There is, it would seem, no right way to experience bereavement, the neither here nor there between earth and heaven. Which of itself is a comforting thought. I recently wrote that I had lost two people close to me – yesterday I added a third. To say “lost” of course is absurd, they were not mislaid like a bunch of keys which could be rediscovered at some later time, neither did they disappear on the magician’s stage to be spectacularly reincarnated with a drum roll and a tinselled twirl from his assistant, but “gone for ever”.
I suppose some people derive comfort from visiting a funeral home and “viewing” the deceased, as if they were a work of art, which in one sense, they have become – a statuesque representation of what they once looked like – if you want to drop twenty or more years all you have to do is die and the undertakers make you look really good. I hope people find closure in so doing; I do not.

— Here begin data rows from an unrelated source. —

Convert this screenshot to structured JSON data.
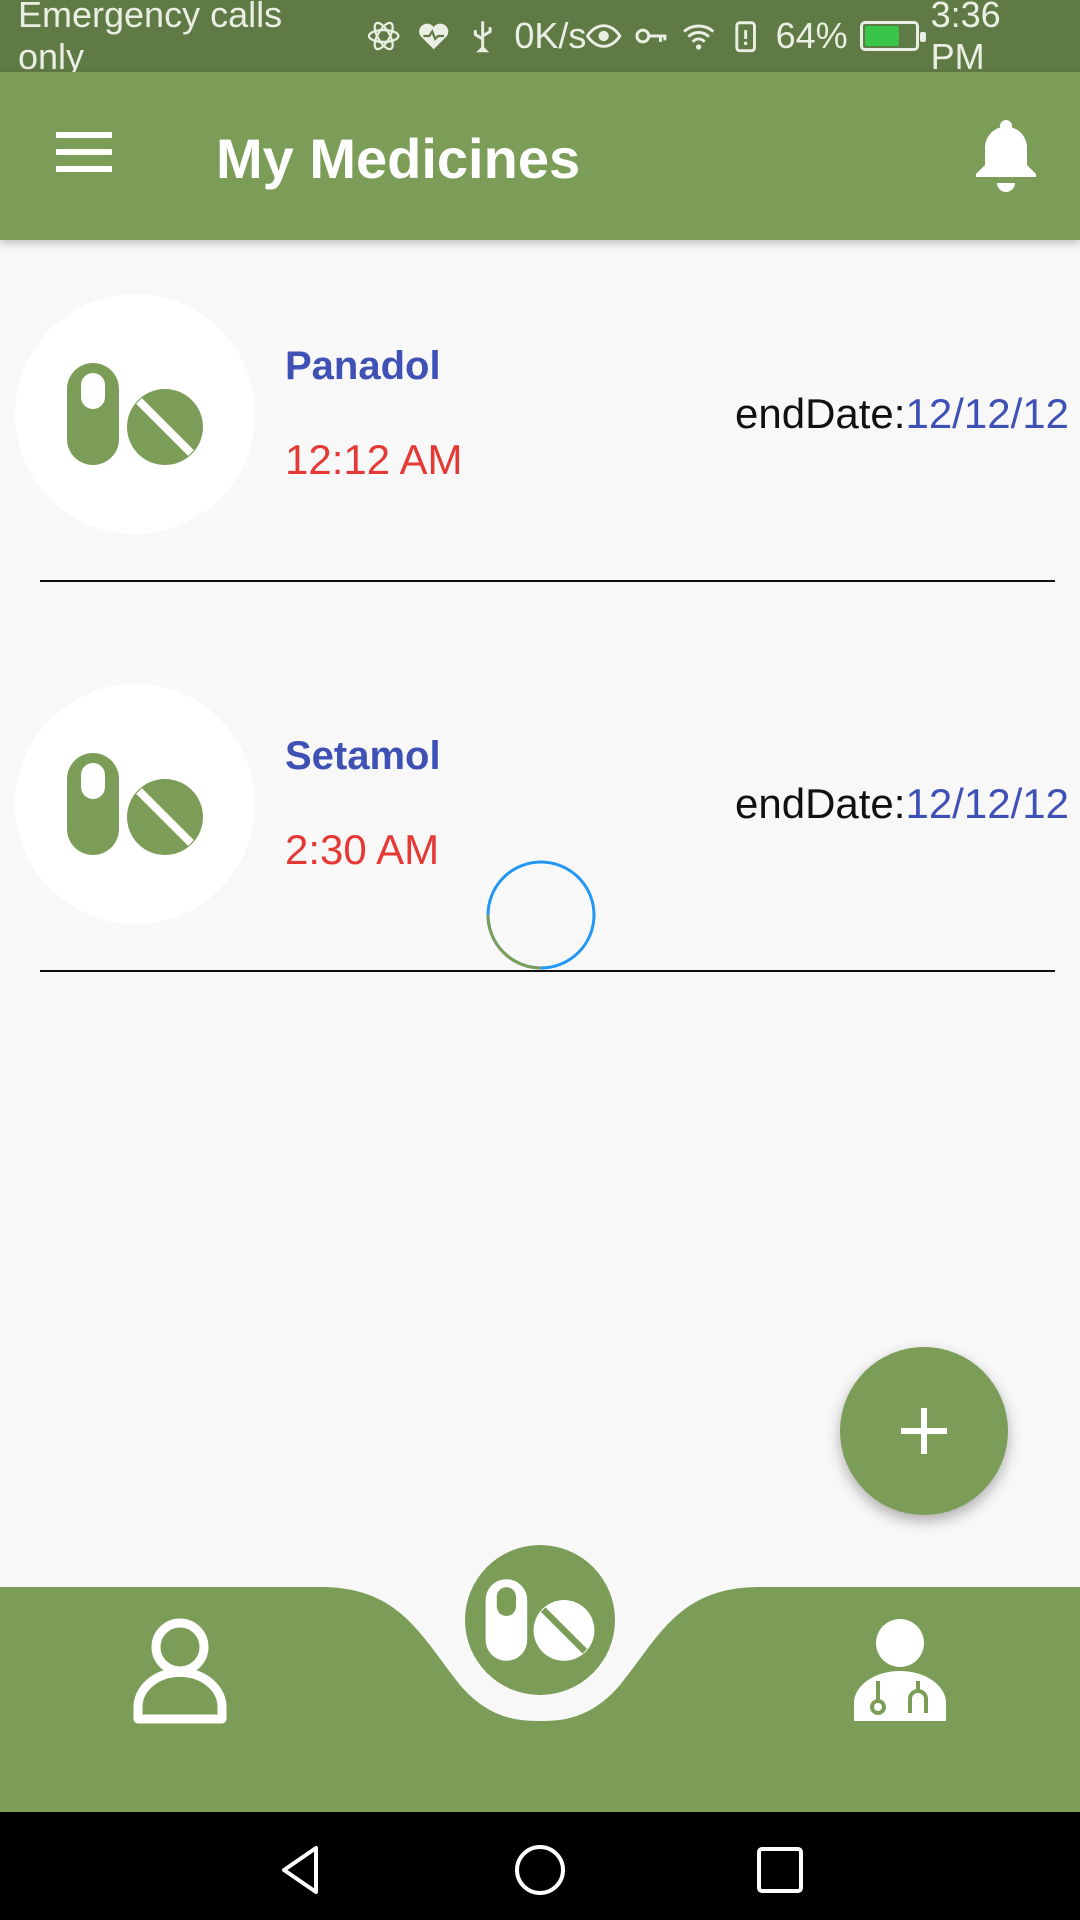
{
  "status_bar": {
    "carrier_text": "Emergency calls only",
    "net_speed": "0K/s",
    "battery": "64%",
    "time": "3:36 PM"
  },
  "app_bar": {
    "title": "My Medicines"
  },
  "medicines": [
    {
      "name": "Panadol",
      "time": "12:12 AM",
      "end_label": "endDate:",
      "end_value": "12/12/12"
    },
    {
      "name": "Setamol",
      "time": "2:30 AM",
      "end_label": "endDate:",
      "end_value": "12/12/12"
    }
  ],
  "icons": {
    "menu": "hamburger-menu-icon",
    "notifications": "bell-icon",
    "medicine": "pills-icon",
    "add": "plus-icon",
    "profile": "user-icon",
    "doctor": "doctor-icon"
  },
  "colors": {
    "primary": "#7b9d58",
    "status_bar": "#5f7a45",
    "name": "#3f51b5",
    "time": "#e53935"
  }
}
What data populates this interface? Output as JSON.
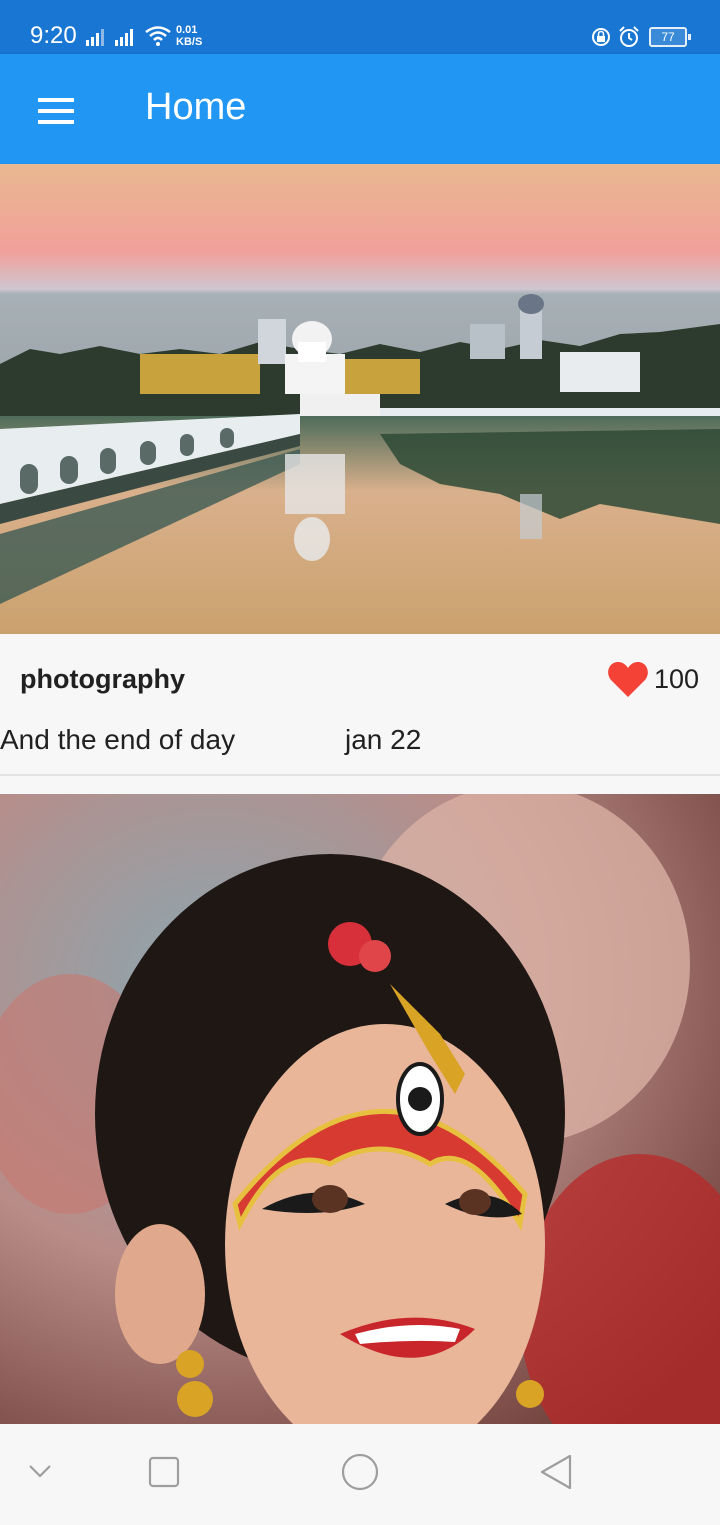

But, they have departed, which is a much more meaningful term. Looking at a dead body, serenely presented in its little box, brings the stark realisation that, in the words of the famous meme ‘Elvis has left the building’. It is as if they have left behind a breath of half-familiar perfume, a wisp of blue cigarette smoke, easily dissipated and so very ephemeral. Whoever they were has begun the journey and there in the funeral home it’s clear that they’re a long way away now and the carapace left behind is merely a representation of who they once were.
It was, of course, my mother, old and grey, full of sleep and memory, who slipped away like a tiny ship casting off in the fog, almost unnoticed in her sleep, five years short of a century. She was born on a Wednesday, on a spring day as England was just beginning to stand unsteadily on her feet in the aftermath of the Great War and the world shifted a little on its axis. She lived through Hitler, the Sixties rebellion, mass immigration, the birth of the Internet and a million other cultural shifts and nuances, much of which rolled off her mind like dew off a cabbage leaf. And, what is left? As people age, their belongings dwindle. She had, it seemed, a few scraps of clothing, trinkets and gewgaws each holding some shred of sentiment for her, perhaps, otherwise, nothing. What little there was will be collected and stored until someone picks them up or leaves instructions what must be done with them. The room in the nursing home will be cleared for another occupant today, a metaphor for the fact that life grinds mechanically along and another aged individual will sit in the same chair and wait for the reaper’s visitation.
Everything has been taken care of. Lawyers and undertakers are processing without emotion, which is probably for the best. I am the detached bystander, waiting to exhale.